“You can’t really go drive for Uber,” he says, adding that he had to be ready to start fishing at any moment.
To recap: The crabs hadn’t gone anywhere. They were healthy and thriving, and they hadn’t moved from their normal stomping grounds. But warmer-than-usual waters meant higher-than-normal levels of algae, and that algae made the crabs poisonous to humans. This is the kind of butterfly effect that will likely impact Dungeness populations long before pH levels drop down to 7.5, and it’s this type of phenomenon scientists are hoping to predict by running computer simulations of entire food webs in acidified conditions.
Shallin Busch, the scientist at NOAA who studies ocean acidification and fisheries, has been working to predict the effects of ocean-wide change on specific populations. “Basically we created a model of the West Coast food web in the computer and we put in this scenario of ocean acidification from the chemistry change,” she explains. “We looked to see what might happen to fish populations that we harvest under acidification. The take-home answer is that the Dungeness crab harvest was most impacted by our scenarios,” she says. “What this model work was showing was that there’s also likely to be some indirect effect, kind of a food web effect of acidification as well.”
Unlike shellfish, which can start their lives in Hawaiian hatcheries to avoid being damaged by a bit of bad water, Dungeness crabs only grow in the wild. “The crabs walk in and out of the canyons, and then they’ll walk up onto the shelf, and they feed on the clam beds and the worm beds and whatever they can eat, and then they typically will mate in February, March, April—and then after they’re done mating, they eat a little more and then molt,” Mellor says. All the while, they’re migrating throughout different parts of the ocean floor.
This year, Mellor’s fishing season started on time. Crab fishermen in Oregon weren’t so lucky—their season has already been delayed because of domoic acid.
If oysters show the most direct and observable link between ocean acidification and survival rates, the crabs are a reminder that our knowledge of this phenomenon is far from complete. It’ll take years for the gap between lab-generated conclusions and the natural world to narrow. In the meantime, crab populations will continue to live in a changing habitat.
Though we have the most data about oysters and Dungeness crabs, researchers are also focusing on the potential impacts of ocean acidification on other commercially-valuable species.

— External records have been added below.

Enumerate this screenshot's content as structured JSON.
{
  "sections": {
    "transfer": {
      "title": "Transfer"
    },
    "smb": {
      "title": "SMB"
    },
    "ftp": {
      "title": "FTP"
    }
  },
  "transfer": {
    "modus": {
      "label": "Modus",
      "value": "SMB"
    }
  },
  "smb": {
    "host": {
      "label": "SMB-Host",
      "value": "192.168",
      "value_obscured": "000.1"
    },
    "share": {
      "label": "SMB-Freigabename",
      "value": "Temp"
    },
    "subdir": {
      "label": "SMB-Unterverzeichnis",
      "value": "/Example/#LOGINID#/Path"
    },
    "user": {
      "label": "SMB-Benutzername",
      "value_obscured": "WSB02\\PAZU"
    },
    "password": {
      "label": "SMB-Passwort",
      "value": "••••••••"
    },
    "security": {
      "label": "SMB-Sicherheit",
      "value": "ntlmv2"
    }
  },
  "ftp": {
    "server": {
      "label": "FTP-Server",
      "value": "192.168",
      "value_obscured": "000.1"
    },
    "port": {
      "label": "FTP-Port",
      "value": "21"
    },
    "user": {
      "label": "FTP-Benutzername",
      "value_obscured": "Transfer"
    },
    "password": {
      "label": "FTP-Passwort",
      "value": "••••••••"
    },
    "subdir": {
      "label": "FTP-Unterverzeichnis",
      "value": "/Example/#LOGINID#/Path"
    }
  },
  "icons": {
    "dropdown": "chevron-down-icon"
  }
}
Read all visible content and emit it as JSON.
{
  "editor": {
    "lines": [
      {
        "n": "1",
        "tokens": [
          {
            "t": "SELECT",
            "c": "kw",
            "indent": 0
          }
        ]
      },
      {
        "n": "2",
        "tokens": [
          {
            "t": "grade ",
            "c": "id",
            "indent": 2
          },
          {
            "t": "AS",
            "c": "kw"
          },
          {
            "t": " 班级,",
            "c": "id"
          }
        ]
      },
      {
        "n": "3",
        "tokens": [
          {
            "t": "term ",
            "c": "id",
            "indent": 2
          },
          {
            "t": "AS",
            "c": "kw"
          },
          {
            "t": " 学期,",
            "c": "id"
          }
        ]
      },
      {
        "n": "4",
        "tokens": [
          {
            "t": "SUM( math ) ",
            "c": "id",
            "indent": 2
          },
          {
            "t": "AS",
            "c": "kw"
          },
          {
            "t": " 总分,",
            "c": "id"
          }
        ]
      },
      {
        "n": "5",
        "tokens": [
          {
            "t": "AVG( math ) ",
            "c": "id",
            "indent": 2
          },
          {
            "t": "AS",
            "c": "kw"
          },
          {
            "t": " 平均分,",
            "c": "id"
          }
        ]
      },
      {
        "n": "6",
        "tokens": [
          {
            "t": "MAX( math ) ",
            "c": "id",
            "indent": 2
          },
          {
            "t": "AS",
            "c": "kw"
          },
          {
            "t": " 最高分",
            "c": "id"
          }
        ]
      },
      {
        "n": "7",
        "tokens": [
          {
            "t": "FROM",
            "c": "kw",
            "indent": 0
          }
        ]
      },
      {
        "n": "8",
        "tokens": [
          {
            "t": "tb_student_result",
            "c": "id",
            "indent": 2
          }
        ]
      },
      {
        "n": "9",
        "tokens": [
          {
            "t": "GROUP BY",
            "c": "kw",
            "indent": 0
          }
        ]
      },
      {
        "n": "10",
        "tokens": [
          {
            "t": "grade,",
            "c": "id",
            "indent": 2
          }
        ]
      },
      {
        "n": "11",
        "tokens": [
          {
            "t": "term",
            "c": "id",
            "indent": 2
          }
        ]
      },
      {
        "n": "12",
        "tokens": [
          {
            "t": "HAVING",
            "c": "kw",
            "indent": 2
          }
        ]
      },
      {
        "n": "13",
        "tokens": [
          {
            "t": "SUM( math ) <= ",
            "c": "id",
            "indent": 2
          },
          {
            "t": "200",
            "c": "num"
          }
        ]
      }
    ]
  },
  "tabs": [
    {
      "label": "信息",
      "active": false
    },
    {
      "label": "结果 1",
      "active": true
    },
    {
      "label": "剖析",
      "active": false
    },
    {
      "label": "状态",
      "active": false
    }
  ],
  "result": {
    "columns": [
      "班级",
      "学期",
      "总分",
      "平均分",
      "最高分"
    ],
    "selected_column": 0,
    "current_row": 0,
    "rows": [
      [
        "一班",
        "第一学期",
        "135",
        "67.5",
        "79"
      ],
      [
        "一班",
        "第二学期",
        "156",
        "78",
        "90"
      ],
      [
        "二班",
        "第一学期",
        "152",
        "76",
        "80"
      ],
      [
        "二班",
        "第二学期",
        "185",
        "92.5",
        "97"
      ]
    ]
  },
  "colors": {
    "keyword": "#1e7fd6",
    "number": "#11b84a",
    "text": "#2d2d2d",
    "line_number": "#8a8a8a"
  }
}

McElhany says there’s some preliminary evidence that shows elevated acidity may impact the part of a salmon’s brain that helps it avoid predators—another incidence of a subtle change that could have catastrophic consequences. Earlier this month, biologists began sounding the alarm bells about Alaska’s red king crabs, warning that they could be extinct in the next century. King crabs struggle to build their shells in acidified conditions, and researchers hypothesize that they simply can’t generate enough energy to maintain a survivable internal pH as external pH levels continue to fall.
There’s a little hope, though: In the king crab trials, a few of the juveniles made it out alive in lab conditions that simulated Alaskan waters a hundred years from now. Those crabs may be able to pass their traits onto their young, creating a new generation of crustaceans that can survive in changing waters.
What can we do about the impact of ocean acidification right now? “We don’t have that answer for you,” Busch says. “We’re hoping in the future that we will. There’s this massive global effort to better understand species sensitivity, better understand ecosystem changes, do better monitoring. That’s one thing.”